I was using a 18v drill battery and a 12v motorcycle battery and had horrible results. Both setups melted the wire I was using that was connected to the power source. Whenever I managed to power the nichrome wire I wasn't able to get a long run time before the battery would die, maximum run time was about 1 minute for the motorcycle battery and approximately 30 seconds with the 18v battery.
Thanks for your response in advance.
I sure have been getting a ton of battery questions lately… weird!
Thank you for your praise of the site, and enjoying its content. It has grown quite vast over the last few years, and some of the information is hard to find.
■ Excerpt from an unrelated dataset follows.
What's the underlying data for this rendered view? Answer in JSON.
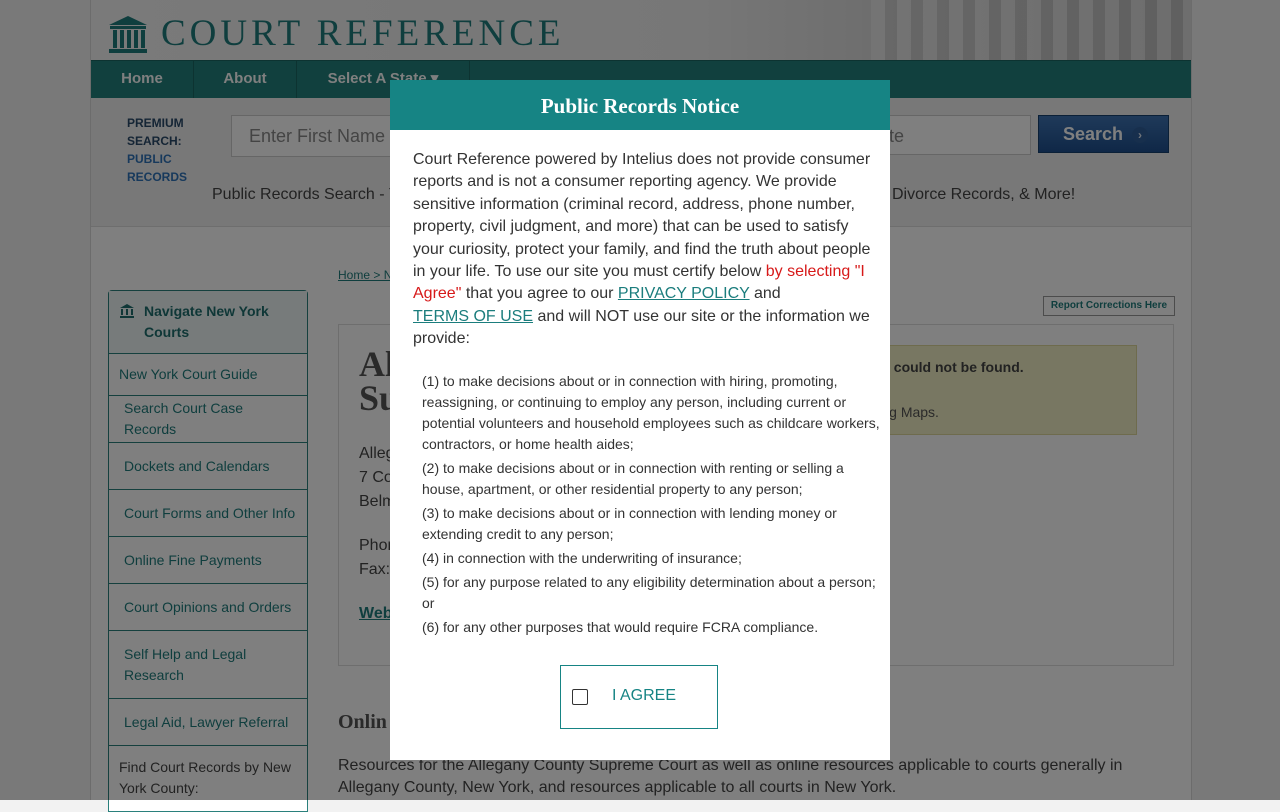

I'm not sure if you found this page, but I have a WHOLE page dedicated to battery power - Link ( http://hotwirefoamcutterinfo.com/__FixedVoltageCalc.html )
There are a few problems with battery powered circuits…
Problem 1 - Fixed Voltage
First and foremost, they are a fixed voltage power supply. Obviously, meaning that they will always output their rated voltage - i.e. 12v, 18v, etc. What you've done with the 12v & 18v batteries is short circuited them both. It's probably good that the wire melted, if they'd have run for a longer duration of time, they'd probably have heated up and exploded.
16 gauge nichrome, at 8 inches, is approximately 0.173 ohms of resistance. Ohms law states that Amperage or Current is equal to Voltage divided by Resistance… A=V/R
A = 12v / 0.173o A = 18v / 0.173oA = 69.3 amps A = 104.0 amps
That is some SERIOUS current pulled from those batteries. They'll die extremely quickly and/or heat up extremely quickly which is incredibly unsafe.
Problem 2 - Available Amperage
Not every battery is designed to output amperages necessary to cut nichrome wire. There are internal resistances which restrict output amperage from a batter. Also, as a battery heats up, its internal resistance goes up, which also decreases output amperage. Ask any construction contractor who tries to use battery powered tools left in the sun on a HOT summer day. Their battery life is noticeably reduced.
As a rough gauge, we say that you should not draw more than 1/10th of the Amp-hour (Ah) Rating of your battery. You'll notice the Ah or mAh listed somewhere on your battery.
So if you have a 20 amp-hour battery, it really should not output more than 2 amps for maximum efficiency.
Unfortunately there probably isn't an effective battery option for 16 gauge nichrome wire. It's liner foot resistance is far too low, and its current-to-heat demands are far too high.
If you plan on using your 8" cutter to cut foam, I would recommend no less than 8-10 amps of current, which is about 1.4-1.8 amps.
Jacobs-online.biz has a bunch of really effective and inexpensive AC step-down transformers that you can use to power your beefy 16g 8" cutter. Check them out, you'll be happy you did.
I hope that answers your questions, but dive into the battery page for a lengthy explanation, and don't be afraid to ask more questions if you have them!